Having been left for dead in more ways than one after the critical and commercial failure of 2004’s “The Chronicles of Riddick,” Vin Diesel’s futuristic fugitive Richard B. Riddick gets his lean, mean, R-rated mojo back for “Riddick,” an improbable but very enjoyable sequel that recaptures much of the stripped-down intensity of Diesel and director David Twohy’s franchise starter “Pitch Black” (while treating “Chronicles” like the dream season of “Dallas”). Once again pitting Diesel’s eponymous anti-hero against human and alien adversaries on a rugged desert planet, this exuberantly gory chase pic won’t orbit the same box office galaxy as the star’s “Fast & Furious” series, but will have no trouble recouping its reported $38 million budget (one-third the cost of “Chronicles”).

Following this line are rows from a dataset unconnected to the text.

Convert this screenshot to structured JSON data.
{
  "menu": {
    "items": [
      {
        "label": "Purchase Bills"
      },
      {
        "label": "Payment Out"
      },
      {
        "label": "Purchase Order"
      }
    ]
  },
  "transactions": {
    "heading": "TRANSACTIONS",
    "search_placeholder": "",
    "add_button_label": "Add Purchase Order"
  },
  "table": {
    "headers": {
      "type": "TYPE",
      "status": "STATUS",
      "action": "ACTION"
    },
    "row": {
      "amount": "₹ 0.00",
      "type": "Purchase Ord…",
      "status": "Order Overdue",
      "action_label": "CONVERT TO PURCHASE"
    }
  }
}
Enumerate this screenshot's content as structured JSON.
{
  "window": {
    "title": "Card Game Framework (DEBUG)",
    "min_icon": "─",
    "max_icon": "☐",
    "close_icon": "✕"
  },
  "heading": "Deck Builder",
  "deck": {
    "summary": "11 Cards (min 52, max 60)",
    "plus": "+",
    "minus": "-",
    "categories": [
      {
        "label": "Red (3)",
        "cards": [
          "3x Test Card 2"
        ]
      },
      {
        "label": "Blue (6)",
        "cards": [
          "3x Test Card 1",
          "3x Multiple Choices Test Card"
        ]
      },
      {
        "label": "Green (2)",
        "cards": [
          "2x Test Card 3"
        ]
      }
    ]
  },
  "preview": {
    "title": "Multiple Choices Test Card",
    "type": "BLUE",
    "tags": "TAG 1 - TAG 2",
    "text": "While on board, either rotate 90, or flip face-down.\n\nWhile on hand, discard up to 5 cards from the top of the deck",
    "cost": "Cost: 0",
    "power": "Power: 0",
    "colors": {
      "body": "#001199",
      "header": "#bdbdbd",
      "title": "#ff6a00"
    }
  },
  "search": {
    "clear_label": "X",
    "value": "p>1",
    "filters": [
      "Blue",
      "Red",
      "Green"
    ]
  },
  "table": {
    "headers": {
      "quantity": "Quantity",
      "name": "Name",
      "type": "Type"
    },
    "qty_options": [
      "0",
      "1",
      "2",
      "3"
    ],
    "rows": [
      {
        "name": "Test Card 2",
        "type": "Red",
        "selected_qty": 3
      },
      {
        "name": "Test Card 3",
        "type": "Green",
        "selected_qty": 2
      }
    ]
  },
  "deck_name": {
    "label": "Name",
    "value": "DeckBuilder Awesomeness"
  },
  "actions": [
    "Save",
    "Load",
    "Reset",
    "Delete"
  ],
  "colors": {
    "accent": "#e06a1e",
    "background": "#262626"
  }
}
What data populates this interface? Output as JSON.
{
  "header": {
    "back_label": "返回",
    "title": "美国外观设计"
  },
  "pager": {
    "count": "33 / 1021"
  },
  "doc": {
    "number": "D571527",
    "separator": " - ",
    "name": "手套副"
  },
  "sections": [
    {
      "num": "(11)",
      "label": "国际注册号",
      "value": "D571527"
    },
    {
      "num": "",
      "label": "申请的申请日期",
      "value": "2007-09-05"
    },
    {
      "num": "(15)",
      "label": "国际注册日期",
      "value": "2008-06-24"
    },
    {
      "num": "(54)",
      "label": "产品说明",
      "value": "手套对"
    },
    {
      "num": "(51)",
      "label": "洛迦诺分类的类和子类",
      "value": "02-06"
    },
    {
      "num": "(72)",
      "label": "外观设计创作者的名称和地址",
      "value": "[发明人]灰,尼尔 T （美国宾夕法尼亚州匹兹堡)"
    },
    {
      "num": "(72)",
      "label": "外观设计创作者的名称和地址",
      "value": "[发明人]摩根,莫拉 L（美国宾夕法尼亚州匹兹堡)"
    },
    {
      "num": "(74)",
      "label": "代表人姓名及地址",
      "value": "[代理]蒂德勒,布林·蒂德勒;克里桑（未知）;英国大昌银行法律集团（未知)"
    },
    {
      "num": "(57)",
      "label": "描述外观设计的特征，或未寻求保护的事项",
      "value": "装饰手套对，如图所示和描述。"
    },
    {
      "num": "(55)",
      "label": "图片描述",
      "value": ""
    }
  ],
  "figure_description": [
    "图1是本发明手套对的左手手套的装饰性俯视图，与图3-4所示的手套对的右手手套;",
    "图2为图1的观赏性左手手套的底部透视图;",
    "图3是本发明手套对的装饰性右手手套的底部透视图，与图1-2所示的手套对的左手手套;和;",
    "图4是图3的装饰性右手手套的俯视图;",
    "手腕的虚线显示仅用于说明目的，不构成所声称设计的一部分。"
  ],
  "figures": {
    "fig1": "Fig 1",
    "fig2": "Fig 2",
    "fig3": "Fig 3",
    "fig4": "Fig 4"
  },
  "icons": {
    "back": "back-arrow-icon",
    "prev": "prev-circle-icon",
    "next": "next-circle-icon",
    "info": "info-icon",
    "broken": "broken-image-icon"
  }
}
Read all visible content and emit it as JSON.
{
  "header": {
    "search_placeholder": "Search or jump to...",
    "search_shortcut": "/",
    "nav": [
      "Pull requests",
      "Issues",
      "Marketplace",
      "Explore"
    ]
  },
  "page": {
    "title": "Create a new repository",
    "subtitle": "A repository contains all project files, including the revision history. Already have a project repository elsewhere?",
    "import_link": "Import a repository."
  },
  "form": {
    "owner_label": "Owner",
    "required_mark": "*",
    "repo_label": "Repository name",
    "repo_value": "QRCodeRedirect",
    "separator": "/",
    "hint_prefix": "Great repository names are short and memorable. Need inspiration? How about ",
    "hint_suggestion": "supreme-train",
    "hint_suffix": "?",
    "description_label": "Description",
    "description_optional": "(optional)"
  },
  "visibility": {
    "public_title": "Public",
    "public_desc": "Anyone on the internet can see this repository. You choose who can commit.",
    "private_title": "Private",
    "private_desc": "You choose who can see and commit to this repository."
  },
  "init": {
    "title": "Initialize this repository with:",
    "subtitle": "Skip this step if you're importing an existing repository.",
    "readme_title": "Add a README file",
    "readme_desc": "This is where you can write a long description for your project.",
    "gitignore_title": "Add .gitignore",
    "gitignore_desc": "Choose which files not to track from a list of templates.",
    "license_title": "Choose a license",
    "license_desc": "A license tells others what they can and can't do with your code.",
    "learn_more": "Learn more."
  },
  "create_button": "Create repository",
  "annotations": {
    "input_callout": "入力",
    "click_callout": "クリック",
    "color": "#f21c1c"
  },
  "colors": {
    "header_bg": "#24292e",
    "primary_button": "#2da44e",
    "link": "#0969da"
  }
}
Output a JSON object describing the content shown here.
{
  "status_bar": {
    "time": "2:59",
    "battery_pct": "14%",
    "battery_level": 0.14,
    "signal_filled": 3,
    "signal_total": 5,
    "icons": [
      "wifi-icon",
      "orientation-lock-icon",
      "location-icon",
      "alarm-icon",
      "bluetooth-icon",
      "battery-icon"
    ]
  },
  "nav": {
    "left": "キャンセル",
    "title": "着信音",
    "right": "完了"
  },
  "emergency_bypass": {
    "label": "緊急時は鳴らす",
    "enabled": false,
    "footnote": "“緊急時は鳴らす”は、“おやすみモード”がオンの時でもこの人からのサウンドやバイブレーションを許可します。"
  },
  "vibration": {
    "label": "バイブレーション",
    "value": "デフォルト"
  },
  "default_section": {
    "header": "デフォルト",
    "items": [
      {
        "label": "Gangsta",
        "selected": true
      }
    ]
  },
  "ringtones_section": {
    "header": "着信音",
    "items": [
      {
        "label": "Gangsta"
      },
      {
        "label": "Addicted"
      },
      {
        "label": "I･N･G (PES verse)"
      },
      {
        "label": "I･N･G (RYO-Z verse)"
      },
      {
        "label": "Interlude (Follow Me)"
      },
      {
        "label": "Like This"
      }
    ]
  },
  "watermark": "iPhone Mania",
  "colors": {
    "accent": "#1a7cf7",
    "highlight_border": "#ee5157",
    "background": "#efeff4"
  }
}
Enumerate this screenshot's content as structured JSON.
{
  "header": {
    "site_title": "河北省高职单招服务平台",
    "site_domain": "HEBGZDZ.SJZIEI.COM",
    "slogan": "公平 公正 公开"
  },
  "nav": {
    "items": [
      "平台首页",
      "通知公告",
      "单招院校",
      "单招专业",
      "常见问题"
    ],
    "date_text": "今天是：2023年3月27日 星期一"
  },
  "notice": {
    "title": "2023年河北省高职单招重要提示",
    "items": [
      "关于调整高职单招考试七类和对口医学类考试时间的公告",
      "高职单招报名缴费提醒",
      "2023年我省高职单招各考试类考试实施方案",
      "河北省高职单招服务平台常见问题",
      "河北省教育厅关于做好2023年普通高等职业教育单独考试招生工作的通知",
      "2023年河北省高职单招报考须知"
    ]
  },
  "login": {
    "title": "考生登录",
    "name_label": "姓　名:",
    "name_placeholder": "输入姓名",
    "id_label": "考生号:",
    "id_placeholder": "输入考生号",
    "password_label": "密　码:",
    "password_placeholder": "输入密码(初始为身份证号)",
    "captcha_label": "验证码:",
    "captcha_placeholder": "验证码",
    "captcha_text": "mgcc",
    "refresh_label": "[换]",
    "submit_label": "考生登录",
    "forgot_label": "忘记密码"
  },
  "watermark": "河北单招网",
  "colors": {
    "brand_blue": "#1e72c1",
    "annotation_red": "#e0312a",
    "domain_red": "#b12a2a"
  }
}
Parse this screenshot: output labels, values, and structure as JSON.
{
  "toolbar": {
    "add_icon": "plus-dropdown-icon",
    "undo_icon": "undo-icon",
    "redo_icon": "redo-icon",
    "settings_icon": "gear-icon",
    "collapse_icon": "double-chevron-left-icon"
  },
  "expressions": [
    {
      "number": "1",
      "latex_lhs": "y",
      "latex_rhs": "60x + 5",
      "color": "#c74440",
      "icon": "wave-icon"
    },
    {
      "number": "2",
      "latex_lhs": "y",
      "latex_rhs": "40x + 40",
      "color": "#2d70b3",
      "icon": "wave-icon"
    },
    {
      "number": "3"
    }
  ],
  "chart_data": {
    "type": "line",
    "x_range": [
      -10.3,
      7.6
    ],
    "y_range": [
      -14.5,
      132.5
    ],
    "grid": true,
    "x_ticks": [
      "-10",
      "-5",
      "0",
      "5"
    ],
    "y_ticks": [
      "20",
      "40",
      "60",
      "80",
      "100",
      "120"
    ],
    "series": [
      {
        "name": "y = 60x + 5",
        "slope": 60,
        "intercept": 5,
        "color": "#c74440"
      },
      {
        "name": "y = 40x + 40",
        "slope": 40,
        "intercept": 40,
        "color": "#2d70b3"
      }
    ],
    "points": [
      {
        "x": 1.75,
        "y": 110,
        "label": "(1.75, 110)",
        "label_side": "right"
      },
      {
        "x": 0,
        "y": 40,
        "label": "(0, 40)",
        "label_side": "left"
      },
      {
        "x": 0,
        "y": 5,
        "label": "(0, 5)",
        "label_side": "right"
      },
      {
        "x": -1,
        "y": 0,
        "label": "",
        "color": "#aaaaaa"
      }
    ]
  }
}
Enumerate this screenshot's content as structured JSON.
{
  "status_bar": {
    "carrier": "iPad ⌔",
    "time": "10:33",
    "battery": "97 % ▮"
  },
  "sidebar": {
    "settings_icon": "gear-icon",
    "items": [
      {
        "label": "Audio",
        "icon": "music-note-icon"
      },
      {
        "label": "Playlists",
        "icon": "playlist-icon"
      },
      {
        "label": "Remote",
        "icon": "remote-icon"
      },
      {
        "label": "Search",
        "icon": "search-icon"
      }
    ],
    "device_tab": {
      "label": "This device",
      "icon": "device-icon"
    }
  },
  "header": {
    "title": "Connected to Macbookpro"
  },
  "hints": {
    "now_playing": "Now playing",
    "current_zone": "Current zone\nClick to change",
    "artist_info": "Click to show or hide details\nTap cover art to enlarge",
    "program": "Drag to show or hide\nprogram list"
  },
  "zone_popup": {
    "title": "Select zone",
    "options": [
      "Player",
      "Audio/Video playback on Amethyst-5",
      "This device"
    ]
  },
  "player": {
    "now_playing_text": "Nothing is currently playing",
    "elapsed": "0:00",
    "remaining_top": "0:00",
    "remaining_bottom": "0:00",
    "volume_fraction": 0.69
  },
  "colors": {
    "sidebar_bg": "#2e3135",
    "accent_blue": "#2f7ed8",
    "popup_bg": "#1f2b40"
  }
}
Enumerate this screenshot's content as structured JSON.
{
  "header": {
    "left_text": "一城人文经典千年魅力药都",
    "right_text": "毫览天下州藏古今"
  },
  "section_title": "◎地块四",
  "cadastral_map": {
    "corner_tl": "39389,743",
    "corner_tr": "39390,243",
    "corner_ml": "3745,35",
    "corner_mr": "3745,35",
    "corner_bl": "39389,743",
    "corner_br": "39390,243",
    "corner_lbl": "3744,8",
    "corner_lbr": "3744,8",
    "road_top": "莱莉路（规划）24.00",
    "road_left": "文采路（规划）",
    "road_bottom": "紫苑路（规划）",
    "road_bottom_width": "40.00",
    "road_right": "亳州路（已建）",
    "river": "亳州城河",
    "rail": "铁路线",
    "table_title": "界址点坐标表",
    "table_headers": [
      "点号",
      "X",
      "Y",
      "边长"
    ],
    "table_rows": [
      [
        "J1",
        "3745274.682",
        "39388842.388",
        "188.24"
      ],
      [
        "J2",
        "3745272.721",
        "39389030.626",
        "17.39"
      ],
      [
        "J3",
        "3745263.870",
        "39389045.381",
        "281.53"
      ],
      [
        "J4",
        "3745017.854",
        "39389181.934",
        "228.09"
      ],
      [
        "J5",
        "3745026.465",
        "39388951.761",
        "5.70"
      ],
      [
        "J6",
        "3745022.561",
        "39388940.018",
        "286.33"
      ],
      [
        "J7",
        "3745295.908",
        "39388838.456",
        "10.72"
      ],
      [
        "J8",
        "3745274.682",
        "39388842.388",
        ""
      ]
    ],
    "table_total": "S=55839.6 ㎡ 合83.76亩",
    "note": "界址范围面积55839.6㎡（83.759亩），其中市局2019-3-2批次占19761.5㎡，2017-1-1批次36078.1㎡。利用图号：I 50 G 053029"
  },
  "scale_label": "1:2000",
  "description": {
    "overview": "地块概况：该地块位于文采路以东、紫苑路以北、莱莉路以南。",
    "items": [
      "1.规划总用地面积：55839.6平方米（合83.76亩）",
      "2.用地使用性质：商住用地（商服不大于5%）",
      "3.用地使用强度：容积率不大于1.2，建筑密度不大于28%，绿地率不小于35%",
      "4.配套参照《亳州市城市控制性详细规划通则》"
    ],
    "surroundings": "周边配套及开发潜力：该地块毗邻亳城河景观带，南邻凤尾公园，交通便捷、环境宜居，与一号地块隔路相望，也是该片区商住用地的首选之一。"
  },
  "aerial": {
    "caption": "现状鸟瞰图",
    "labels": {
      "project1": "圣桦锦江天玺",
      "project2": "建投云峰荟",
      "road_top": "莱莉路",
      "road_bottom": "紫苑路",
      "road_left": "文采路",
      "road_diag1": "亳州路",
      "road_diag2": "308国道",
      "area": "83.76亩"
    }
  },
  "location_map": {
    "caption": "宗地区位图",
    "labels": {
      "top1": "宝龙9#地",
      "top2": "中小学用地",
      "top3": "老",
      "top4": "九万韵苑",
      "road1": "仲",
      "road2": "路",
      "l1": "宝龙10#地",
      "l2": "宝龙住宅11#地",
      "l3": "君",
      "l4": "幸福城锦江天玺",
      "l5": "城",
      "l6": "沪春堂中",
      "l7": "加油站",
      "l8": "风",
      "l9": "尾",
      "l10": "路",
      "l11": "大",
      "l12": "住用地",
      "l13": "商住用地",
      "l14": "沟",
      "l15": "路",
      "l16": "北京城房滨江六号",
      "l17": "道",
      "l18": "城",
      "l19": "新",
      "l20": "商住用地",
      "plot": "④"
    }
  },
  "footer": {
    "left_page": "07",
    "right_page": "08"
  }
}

In an image that can be seen as a metaphor for the entire Riddick franchise, the new film opens with Diesel emerging from under a pile of boulders and resetting a badly broken leg — the old-fashioned way. And for most of the fairly terrific 30 minutes that follow, “Riddick” resembles nothing so much as an outer-space remake of the 1966 Cornel Wilde adventure “The Naked Prey,” with Diesel on the run from all manner of carnivorous creatures, including “alien jackals” that look like the offspring of a zebra and a pit bull. (Riddick even manages to domesticate one, which becomes a surprisingly endearing companion.) You can see here why it has been the actor’s long-held dream project to star in a film about Hannibal crossing the Alps.
In one of few acknowledgments that the events of the bloated, “Dune”-like “Chronicles” even happened, a brief flashback explains that Riddick — having, at the end of that film, been crowned “Lord Marshal” of a band of religious fanatics known as Necromongers (don’t ask) — quickly tired of the despot life and struck out in search of his long-lost home planet, Furya. Instead, he ended up here, a planet identified only as “not Furya,” betrayed by his escorts and left to fend for himself. It doesn’t take long for Riddick’s trademark light-sensitive eyes to discern that he’s not alone — in addition to the aforementioned jackals, the place is positively swarming with fanged, slithery “mud demons,” who take to water the way the winged, hammer-headed beasties of “Pitch Black” took to the night. And wouldn’t you just know it: Out there on the horizon, a big old storm is brewing.
That’s bad news for Riddick, but even worse news for the two rival teams of bounty hunters (or “mercs” in Riddick-speak) who have latterly landed on the planet in search of the man who remains one of the universe’s most wanted. One such group is led by Santana (the excellent Jordi Molla), a reckless firebrand in the Tony Montana mold, while the other is captained by Johns (Matt Nable), a no-nonsense mercenary whose name will instantly ring a bell to the “Pitch Black” faithful. Indeed, for him Riddick isn’t just another bounty; he’s a personal vendetta.
That sets the stage for what is effectively a sleeker, more accomplished, but no less enjoyable “Pitch Black” remake, with rain substituted for darkness, and Riddick and his would-be captors once again forced to work together — or at least pretend to — if they want to make it off Not Furya alive. And if nothing in “Riddick” ever quite tops that opening act, when it seems as though the entire movie might be a solo Diesel performance piece, even at its most conventional this is a solid, unpretentious B-movie entertainment of the sort John Carpenter was regularly turning out in the 1980s and ‘90s, populated by the kind of snub-nosed men (and women) of action favored by Carpenter’s own professed idol: Howard Hawks. To wit, Riddick nearly meets his match here in the form of Johns’ second-in-command, the steely, ass-kicking Dahl (“Battlestar Galactica” star Katee Sackhoff), who succinctly summarizes her character in two lines of dialogue: “I don’t fuck guys. Occasionally, I fuck them up if they need it.”
Twohy, who has become a markedly more confident filmmaker with each successive movie (his last was the ingeniously twisty tropical noir “A Perfect Getaway”), has a grand old time, setting the action against matte-painted vistas that recall many a 1960s space opera and framing it all in spare, deep-focus widescreen compositions. (The cinematography is by David Eggby, who shot “Pitch Black” as well as the original “Mad Max,” a key visual reference here.) And where “Chronicles” overdosed on cartoonish CGI, “Riddick” returns to the “Pitch Black” formula of mixing animated elements with practical effects and puppetry, creating a tactile otherworldly environment that ranges from the sets to the props to the creatures (designed by the great Patrick Tatopoulos) themselves.
Throughout, Diesel cuts a most imposing figure, surprisingly lithe despite his bulk, and with an acerbic wit that keeps things light without ever approaching the cutesy. He is a most unusual movie star — or maybe the herald, along with his sometimes co-star the Rock, of a new breed of movie star — with his shiny bald pate, Barry White basso profondo and indeterminate ethnicity. But the camera unmistakably loves him — and judging from the cheers that erupted at the screening attended, from the mere presence of his name in the opening credits, so does the audience.